‘Leaving’ the job
By : Bikram Vohra
It is basically a Gulf expat problem but it is a sad one. I met this young man who has just returned from a three month leave home to find that the hierarchy in his office has changed its pattern and with the new supervisor and the new section head this guy was now sidetracked, his job had been taken and he was told to report to another department for his new post.
Already depressed at leaving his wife and kids for the next two plus anything years the shock of the loss of his job merely because of office politics and the in-house games that people play he is now devastated.
Three months is a long enough time for people to invade your preserve and chew up your job security. To a great extent the flaw lies in the system that encourages leave after such inordinate lengths of time. To send people away for three months is to break the continuity beyond normal levels. The gap is too wide and is engineered only because there is no fiat to take annual leaves. This is a tradition predicated to the fact that there is only an accumulation of that legal leave. In turn, the practice has been encouraged because managements save on annual air tickets and give them once in two years. That some don’t even do that further compounds the problem.

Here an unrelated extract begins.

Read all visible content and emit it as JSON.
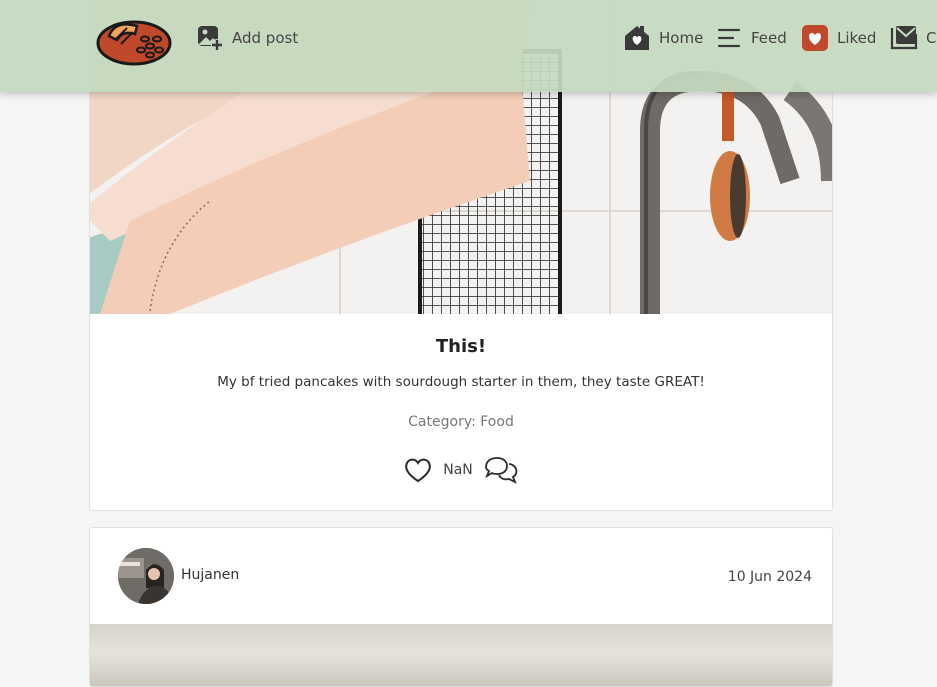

What happens is that there are no winners. The company has a homesick person on its hands when he returns, the stretch ahead forbidding in its span. The disconnection between individual and his work has been so long that it takes days for the rust to disappear, the process made even slower by the low mood. Into this situation the loss of the post he had when he took off creates further inefficiency and despondency. A good man down.
So, the belief that the saving on the annual ticket is worth it is largely erroneous. On the contrary it is actually a morale buster but old habits do not keel over swiftly and the “saving” still gets reflected in the bottom line.
It would be lot less expensive if the individual was given an annual 30-day vacation, brought back refreshed and ready to do his best, knowing that within the year he would be on his way back home again. Since the large majority of expats are from the subcontinent the cost of that ticket is not very high.
It does not matter what level the worker is at, to have him absent for three months does make him vulnerable to office intrigue and also leaves him redundant because the system accommodates his absence and manages without.
One would be surprised how common the problem is and it ranges from the laborer to the office executive whose long leave often results in his discovering that he hasn’t got a job at all.
This is one of the negative spin offs of the long leave system. And it has to be said that if the loss of a post is bad enough the loss of a job brought about by a person enjoying his earned leave is about the worst exploitation one can come up with.
There should be some sort of “time” freeze on dismissal once a person has left on earned leave. It should not be permitted for a company to axe him when he is away or upon his arrival. There should be at least a 3-month period so that advantage has not been taken of his absence and his subsequent inability to defend himself.
What can be more hurtful than to arrive after a good holiday and reach the office to find a white envelope on your desk telling you how sorry everyone is that they have to let you go but they have figured out that you are now not needed…all this realization pouring in when you were on earned leave…that being a right not a courtesy.